[Information given]
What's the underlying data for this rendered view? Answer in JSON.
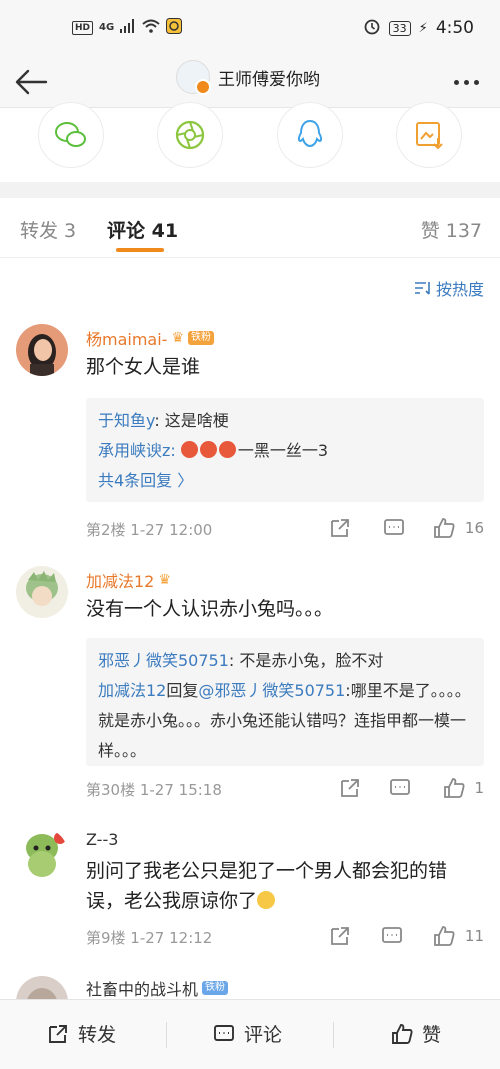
{
  "status_bar": {
    "network": "HD",
    "network_type": "4G",
    "battery": "33",
    "time": "4:50"
  },
  "nav": {
    "title": "王师傅爱你哟"
  },
  "tabs": {
    "repost": "转发 3",
    "comment": "评论 41",
    "like": "赞 137"
  },
  "sort_label": "按热度",
  "comments": [
    {
      "name": "杨maimai-",
      "badge": "铁粉",
      "text": "那个女人是谁",
      "replies": [
        {
          "name": "于知鱼y",
          "text": ": 这是啥梗"
        },
        {
          "name": "承用峡谀z",
          "text": "一黑一丝一3"
        }
      ],
      "more_replies": "共4条回复 〉",
      "floor": "第2楼  1-27 12:00",
      "likes": "16"
    },
    {
      "name": "加减法12",
      "text": "没有一个人认识赤小兔吗。。。",
      "replies": [
        {
          "name": "邪恶丿微笑50751",
          "text": ": 不是赤小兔，脸不对"
        },
        {
          "name": "加减法12",
          "mid": "回复",
          "to": "@邪恶丿微笑50751",
          "text": ":哪里不是了。。。。就是赤小兔。。。赤小兔还能认错吗？连指甲都一模一样。。。"
        }
      ],
      "floor": "第30楼  1-27 15:18",
      "likes": "1"
    },
    {
      "name": "Z--3",
      "text": "别问了我老公只是犯了一个男人都会犯的错误，老公我原谅你了",
      "floor": "第9楼  1-27 12:12",
      "likes": "11"
    },
    {
      "name": "社畜中的战斗机",
      "badge": "铁粉"
    }
  ],
  "bottom_bar": {
    "repost": "转发",
    "comment": "评论",
    "like": "赞"
  }
}
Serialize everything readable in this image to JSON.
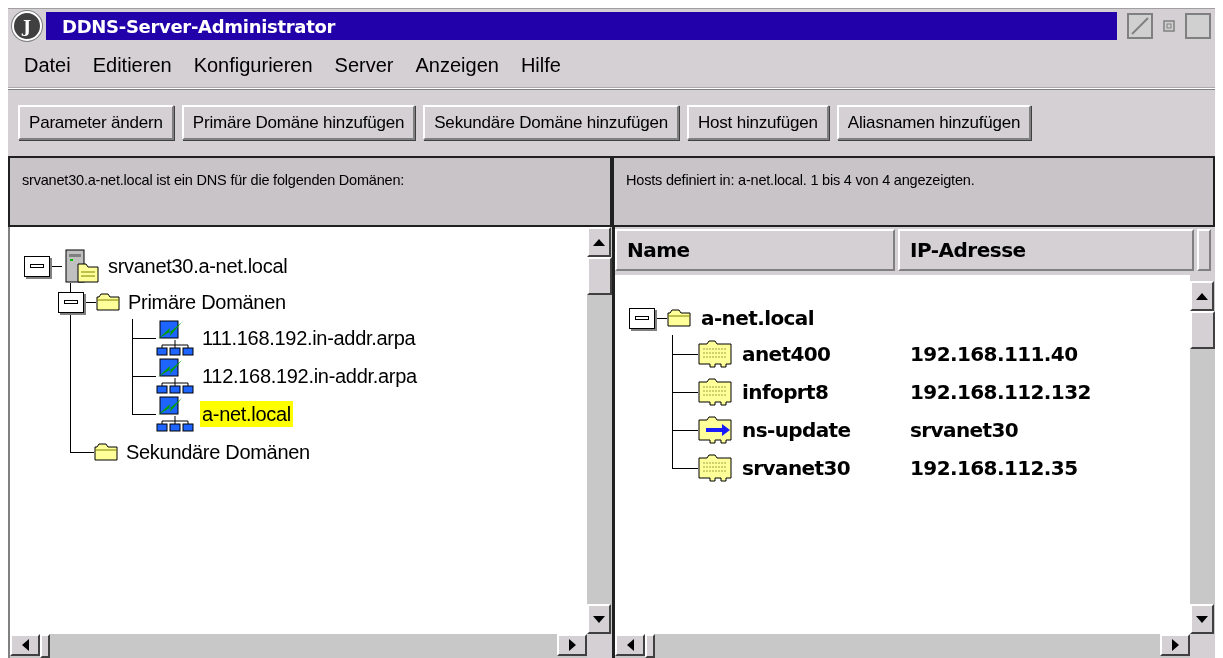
{
  "window": {
    "logo": "J",
    "title": "DDNS-Server-Administrator"
  },
  "menu": [
    "Datei",
    "Editieren",
    "Konfigurieren",
    "Server",
    "Anzeigen",
    "Hilfe"
  ],
  "toolbar": [
    "Parameter ändern",
    "Primäre Domäne hinzufügen",
    "Sekundäre Domäne hinzufügen",
    "Host hinzufügen",
    "Aliasnamen hinzufügen"
  ],
  "left_pane": {
    "caption": "srvanet30.a-net.local ist ein DNS für die folgenden Domänen:",
    "tree": [
      {
        "label": "srvanet30.a-net.local",
        "kind": "server",
        "expanded": true,
        "selected": false,
        "children": [
          {
            "label": "Primäre Domänen",
            "kind": "folder",
            "expanded": true,
            "selected": false,
            "children": [
              {
                "label": "111.168.192.in-addr.arpa",
                "kind": "zone",
                "selected": false
              },
              {
                "label": "112.168.192.in-addr.arpa",
                "kind": "zone",
                "selected": false
              },
              {
                "label": "a-net.local",
                "kind": "zone",
                "selected": true
              }
            ]
          },
          {
            "label": "Sekundäre Domänen",
            "kind": "folder",
            "selected": false
          }
        ]
      }
    ]
  },
  "right_pane": {
    "caption": "Hosts definiert in: a-net.local. 1 bis 4 von 4 angezeigten.",
    "columns": [
      "Name",
      "IP-Adresse"
    ],
    "tree": {
      "label": "a-net.local",
      "kind": "folder",
      "expanded": true,
      "selected": false,
      "children": [
        {
          "name": "anet400",
          "address": "192.168.111.40",
          "kind": "host",
          "selected": false
        },
        {
          "name": "infoprt8",
          "address": "192.168.112.132",
          "kind": "host",
          "selected": false
        },
        {
          "name": "ns-update",
          "address": "srvanet30",
          "kind": "alias",
          "selected": false
        },
        {
          "name": "srvanet30",
          "address": "192.168.112.35",
          "kind": "host",
          "selected": false
        }
      ]
    }
  }
}
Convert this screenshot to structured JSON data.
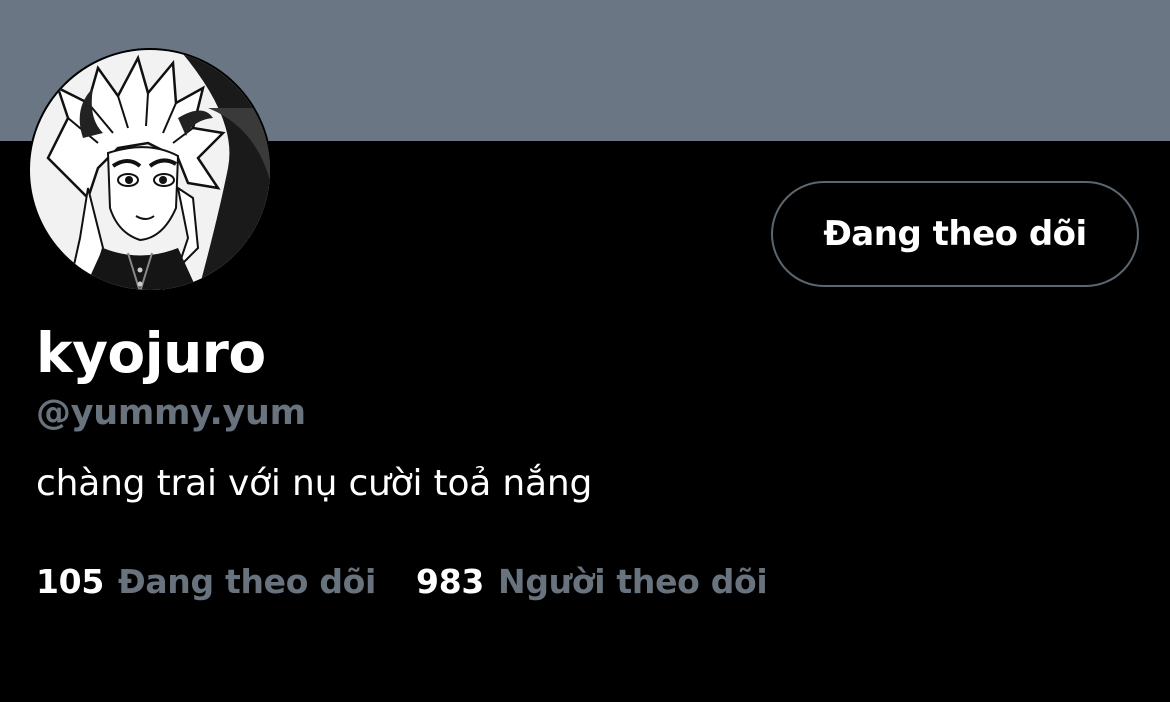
{
  "profile": {
    "display_name": "kyojuro",
    "handle": "@yummy.yum",
    "bio": "chàng trai với nụ cười toả nắng",
    "avatar_icon": "anime-character-avatar",
    "follow_button_label": "Đang theo dõi"
  },
  "stats": {
    "following_count": "105",
    "following_label": "Đang theo dõi",
    "followers_count": "983",
    "followers_label": "Người theo dõi"
  },
  "colors": {
    "banner": "#6a7683",
    "background": "#000000",
    "text_primary": "#ffffff",
    "text_secondary": "#68737e",
    "button_border": "#5b6670"
  }
}
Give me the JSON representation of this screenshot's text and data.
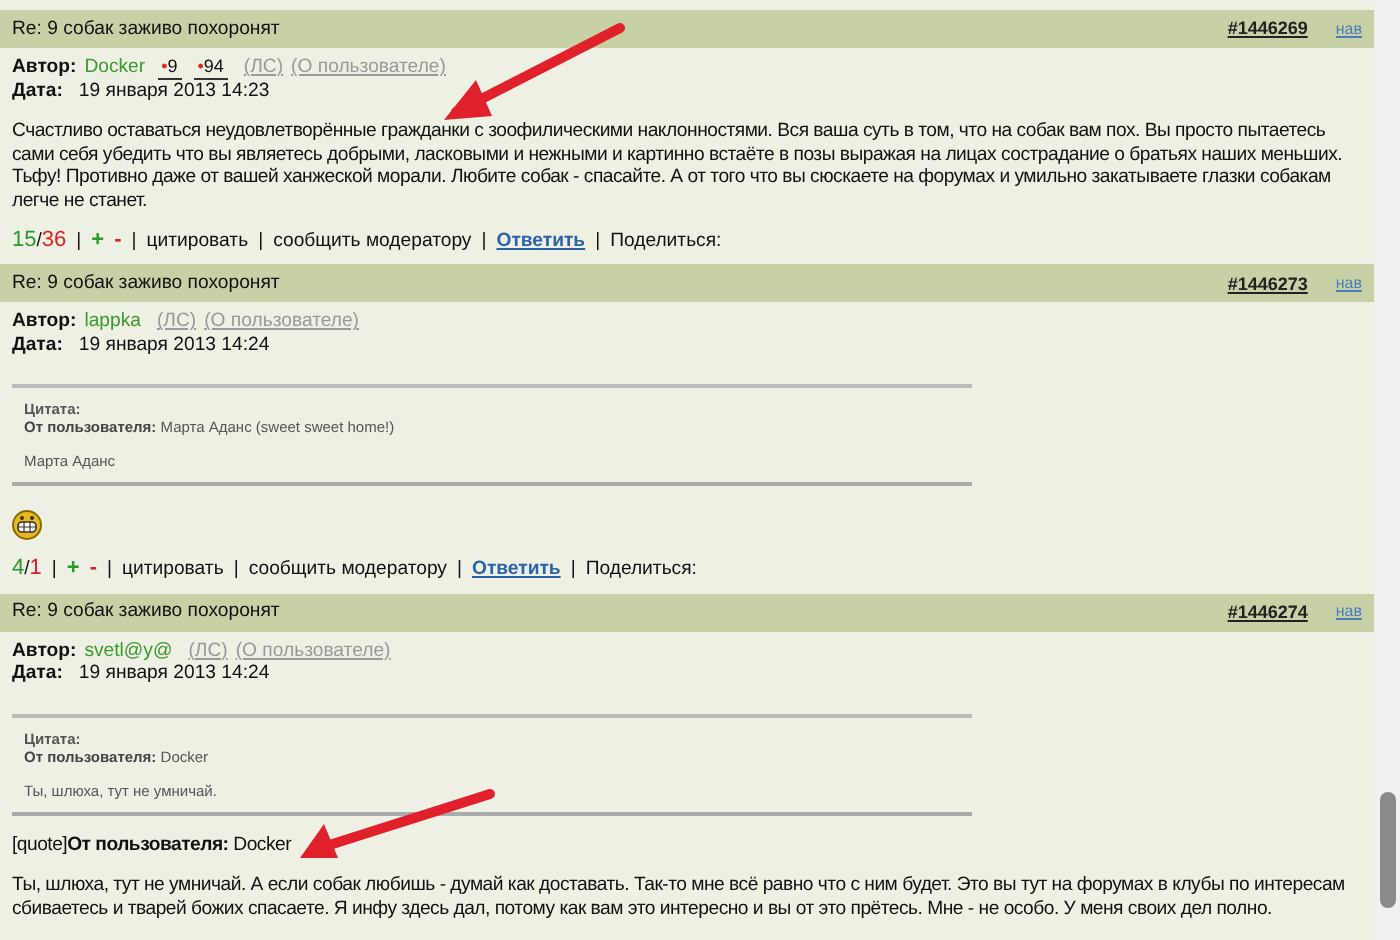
{
  "posts": [
    {
      "title": "Re: 9 собак заживо похоронят",
      "number": "#1446269",
      "nav": "нав",
      "author_label": "Автор:",
      "author": "Docker",
      "rating_mark": "•",
      "ratings": [
        "9",
        "94"
      ],
      "pm": "(ЛС)",
      "profile": "(О пользователе)",
      "date_label": "Дата:",
      "date": "19 января 2013 14:23",
      "body": [
        {
          "kind": "text",
          "text": "Счастливо оставаться неудовлетворённые гражданки с зоофилическими наклонностями. Вся ваша суть в том, что на собак вам пох. Вы просто пытаетесь сами себя убедить что вы являетесь добрыми, ласковыми и нежными и картинно встаёте в позы выражая на лицах сострадание о братьях наших меньших. Тьфу! Противно даже от вашей ханжеской морали. Любите собак - спасайте. А от того что вы сюскаете на форумах и умильно закатываете глазки собакам легче не станет."
        }
      ],
      "footer": {
        "slash": "/",
        "separator": "|",
        "plus_count": "15",
        "minus_count": "36",
        "plus": "+",
        "minus": "-",
        "quote_link": "цитировать",
        "report_link": "сообщить модератору",
        "reply_link": "Ответить",
        "share": "Поделиться:"
      }
    },
    {
      "title": "Re: 9 собак заживо похоронят",
      "number": "#1446273",
      "nav": "нав",
      "author_label": "Автор:",
      "author": "lappka",
      "pm": "(ЛС)",
      "profile": "(О пользователе)",
      "date_label": "Дата:",
      "date": "19 января 2013 14:24",
      "body": [
        {
          "kind": "quote",
          "label": "Цитата:",
          "from": "**От пользователя:** Марта Аданс (sweet sweet home!)",
          "text": "Марта Аданс"
        },
        {
          "kind": "smiley"
        }
      ],
      "footer": {
        "slash": "/",
        "separator": "|",
        "plus_count": "4",
        "minus_count": "1",
        "plus": "+",
        "minus": "-",
        "quote_link": "цитировать",
        "report_link": "сообщить модератору",
        "reply_link": "Ответить",
        "share": "Поделиться:"
      }
    },
    {
      "title": "Re: 9 собак заживо похоронят",
      "number": "#1446274",
      "nav": "нав",
      "author_label": "Автор:",
      "author": "svetl@y@",
      "pm": "(ЛС)",
      "profile": "(О пользователе)",
      "date_label": "Дата:",
      "date": "19 января 2013 14:24",
      "body": [
        {
          "kind": "quote",
          "label": "Цитата:",
          "from": "**От пользователя:** Docker",
          "text": "Ты, шлюха, тут не умничай."
        },
        {
          "kind": "text",
          "text": "[quote]**От пользователя:** Docker"
        },
        {
          "kind": "text",
          "text": "Ты, шлюха, тут не умничай. А если собак любишь - думай как доставать. Так-то мне всё равно что с ним будет. Это вы тут на форумах в клубы по интересам сбиваетесь и тварей божих спасаете. Я инфу здесь дал, потому как вам это интересно и вы от это прётесь. Мне - не особо. У меня своих дел полно."
        }
      ]
    }
  ]
}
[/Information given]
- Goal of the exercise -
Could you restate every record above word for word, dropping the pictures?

- Output -
What's the underlying data for this rendered view? Answer in JSON.
{
  "status_bar": {
    "network": "HD",
    "network_type": "4G",
    "battery": "33",
    "time": "4:50"
  },
  "nav": {
    "title": "王师傅爱你哟"
  },
  "tabs": {
    "repost": "转发 3",
    "comment": "评论 41",
    "like": "赞 137"
  },
  "sort_label": "按热度",
  "comments": [
    {
      "name": "杨maimai-",
      "badge": "铁粉",
      "text": "那个女人是谁",
      "replies": [
        {
          "name": "于知鱼y",
          "text": ": 这是啥梗"
        },
        {
          "name": "承用峡谀z",
          "text": "一黑一丝一3"
        }
      ],
      "more_replies": "共4条回复 〉",
      "floor": "第2楼  1-27 12:00",
      "likes": "16"
    },
    {
      "name": "加减法12",
      "text": "没有一个人认识赤小兔吗。。。",
      "replies": [
        {
          "name": "邪恶丿微笑50751",
          "text": ": 不是赤小兔，脸不对"
        },
        {
          "name": "加减法12",
          "mid": "回复",
          "to": "@邪恶丿微笑50751",
          "text": ":哪里不是了。。。。就是赤小兔。。。赤小兔还能认错吗？连指甲都一模一样。。。"
        }
      ],
      "floor": "第30楼  1-27 15:18",
      "likes": "1"
    },
    {
      "name": "Z--3",
      "text": "别问了我老公只是犯了一个男人都会犯的错误，老公我原谅你了",
      "floor": "第9楼  1-27 12:12",
      "likes": "11"
    },
    {
      "name": "社畜中的战斗机",
      "badge": "铁粉"
    }
  ],
  "bottom_bar": {
    "repost": "转发",
    "comment": "评论",
    "like": "赞"
  }
}
Serialize everything readable in this image to JSON.
{
  "window": {
    "logo": "J",
    "title": "DDNS-Server-Administrator"
  },
  "menu": [
    "Datei",
    "Editieren",
    "Konfigurieren",
    "Server",
    "Anzeigen",
    "Hilfe"
  ],
  "toolbar": [
    "Parameter ändern",
    "Primäre Domäne hinzufügen",
    "Sekundäre Domäne hinzufügen",
    "Host hinzufügen",
    "Aliasnamen hinzufügen"
  ],
  "left_pane": {
    "caption": "srvanet30.a-net.local ist ein DNS für die folgenden Domänen:",
    "tree": [
      {
        "label": "srvanet30.a-net.local",
        "kind": "server",
        "expanded": true,
        "selected": false,
        "children": [
          {
            "label": "Primäre Domänen",
            "kind": "folder",
            "expanded": true,
            "selected": false,
            "children": [
              {
                "label": "111.168.192.in-addr.arpa",
                "kind": "zone",
                "selected": false
              },
              {
                "label": "112.168.192.in-addr.arpa",
                "kind": "zone",
                "selected": false
              },
              {
                "label": "a-net.local",
                "kind": "zone",
                "selected": true
              }
            ]
          },
          {
            "label": "Sekundäre Domänen",
            "kind": "folder",
            "selected": false
          }
        ]
      }
    ]
  },
  "right_pane": {
    "caption": "Hosts definiert in: a-net.local. 1 bis 4 von 4 angezeigten.",
    "columns": [
      "Name",
      "IP-Adresse"
    ],
    "tree": {
      "label": "a-net.local",
      "kind": "folder",
      "expanded": true,
      "selected": false,
      "children": [
        {
          "name": "anet400",
          "address": "192.168.111.40",
          "kind": "host",
          "selected": false
        },
        {
          "name": "infoprt8",
          "address": "192.168.112.132",
          "kind": "host",
          "selected": false
        },
        {
          "name": "ns-update",
          "address": "srvanet30",
          "kind": "alias",
          "selected": false
        },
        {
          "name": "srvanet30",
          "address": "192.168.112.35",
          "kind": "host",
          "selected": false
        }
      ]
    }
  }
}
Convert this screenshot to structured JSON data.
{
  "profile": {
    "display_name": "kyojuro",
    "handle": "@yummy.yum",
    "bio": "chàng trai với nụ cười toả nắng",
    "avatar_icon": "anime-character-avatar",
    "follow_button_label": "Đang theo dõi"
  },
  "stats": {
    "following_count": "105",
    "following_label": "Đang theo dõi",
    "followers_count": "983",
    "followers_label": "Người theo dõi"
  },
  "colors": {
    "banner": "#6a7683",
    "background": "#000000",
    "text_primary": "#ffffff",
    "text_secondary": "#68737e",
    "button_border": "#5b6670"
  }
}
Give me the JSON representation of this screenshot's text and data.
{
  "posts": [
    {
      "title": "Re: 9 собак заживо похоронят",
      "number": "#1446269",
      "nav": "нав",
      "author_label": "Автор:",
      "author": "Docker",
      "rating_mark": "•",
      "ratings": [
        "9",
        "94"
      ],
      "pm": "(ЛС)",
      "profile": "(О пользователе)",
      "date_label": "Дата:",
      "date": "19 января 2013 14:23",
      "body": [
        {
          "kind": "text",
          "text": "Счастливо оставаться неудовлетворённые гражданки с зоофилическими наклонностями. Вся ваша суть в том, что на собак вам пох. Вы просто пытаетесь сами себя убедить что вы являетесь добрыми, ласковыми и нежными и картинно встаёте в позы выражая на лицах сострадание о братьях наших меньших. Тьфу! Противно даже от вашей ханжеской морали. Любите собак - спасайте. А от того что вы сюскаете на форумах и умильно закатываете глазки собакам легче не станет."
        }
      ],
      "footer": {
        "slash": "/",
        "separator": "|",
        "plus_count": "15",
        "minus_count": "36",
        "plus": "+",
        "minus": "-",
        "quote_link": "цитировать",
        "report_link": "сообщить модератору",
        "reply_link": "Ответить",
        "share": "Поделиться:"
      }
    },
    {
      "title": "Re: 9 собак заживо похоронят",
      "number": "#1446273",
      "nav": "нав",
      "author_label": "Автор:",
      "author": "lappka",
      "pm": "(ЛС)",
      "profile": "(О пользователе)",
      "date_label": "Дата:",
      "date": "19 января 2013 14:24",
      "body": [
        {
          "kind": "quote",
          "label": "Цитата:",
          "from": "**От пользователя:** Марта Аданс (sweet sweet home!)",
          "text": "Марта Аданс"
        },
        {
          "kind": "smiley"
        }
      ],
      "footer": {
        "slash": "/",
        "separator": "|",
        "plus_count": "4",
        "minus_count": "1",
        "plus": "+",
        "minus": "-",
        "quote_link": "цитировать",
        "report_link": "сообщить модератору",
        "reply_link": "Ответить",
        "share": "Поделиться:"
      }
    },
    {
      "title": "Re: 9 собак заживо похоронят",
      "number": "#1446274",
      "nav": "нав",
      "author_label": "Автор:",
      "author": "svetl@y@",
      "pm": "(ЛС)",
      "profile": "(О пользователе)",
      "date_label": "Дата:",
      "date": "19 января 2013 14:24",
      "body": [
        {
          "kind": "quote",
          "label": "Цитата:",
          "from": "**От пользователя:** Docker",
          "text": "Ты, шлюха, тут не умничай."
        },
        {
          "kind": "text",
          "text": "[quote]**От пользователя:** Docker"
        },
        {
          "kind": "text",
          "text": "Ты, шлюха, тут не умничай. А если собак любишь - думай как доставать. Так-то мне всё равно что с ним будет. Это вы тут на форумах в клубы по интересам сбиваетесь и тварей божих спасаете. Я инфу здесь дал, потому как вам это интересно и вы от это прётесь. Мне - не особо. У меня своих дел полно."
        }
      ]
    }
  ]
}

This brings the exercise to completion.